[Records from a collection]
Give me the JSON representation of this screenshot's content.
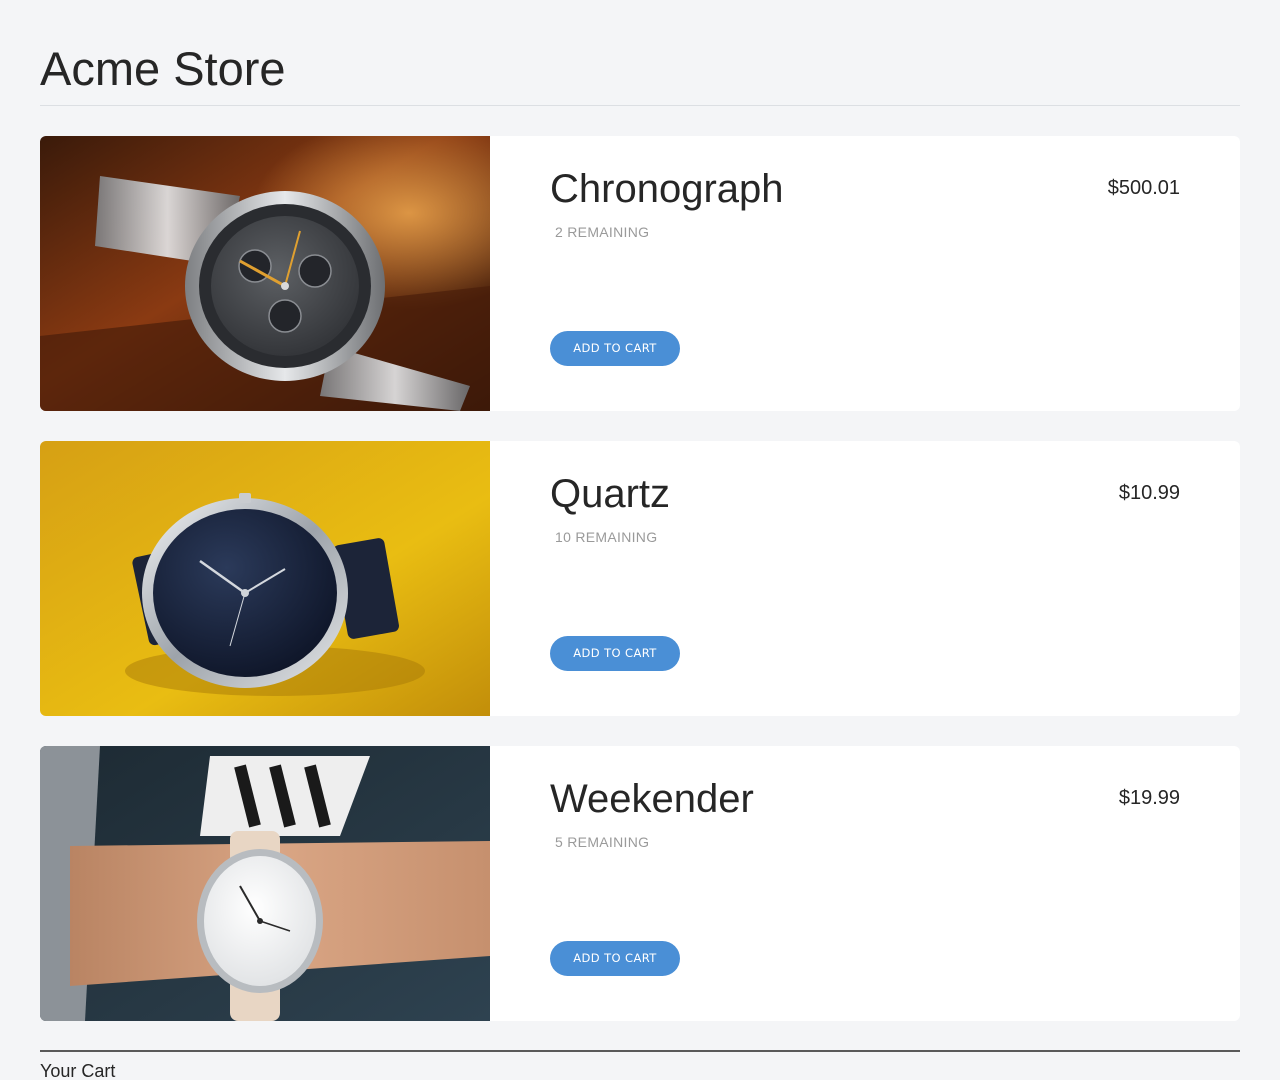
{
  "store": {
    "title": "Acme Store"
  },
  "products": [
    {
      "name": "Chronograph",
      "price": "$500.01",
      "remaining": "2 REMAINING",
      "button_label": "ADD TO CART",
      "image": "chronograph-watch-photo"
    },
    {
      "name": "Quartz",
      "price": "$10.99",
      "remaining": "10 REMAINING",
      "button_label": "ADD TO CART",
      "image": "quartz-watch-photo"
    },
    {
      "name": "Weekender",
      "price": "$19.99",
      "remaining": "5 REMAINING",
      "button_label": "ADD TO CART",
      "image": "weekender-watch-photo"
    }
  ],
  "cart": {
    "title": "Your Cart"
  },
  "colors": {
    "background": "#f4f5f7",
    "card": "#ffffff",
    "accent": "#4a8fd6",
    "muted_text": "#9a9a9a"
  }
}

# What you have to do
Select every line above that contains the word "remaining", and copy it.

# Solved exercise
      "remaining": "2 REMAINING",
      "remaining": "10 REMAINING",
      "remaining": "5 REMAINING",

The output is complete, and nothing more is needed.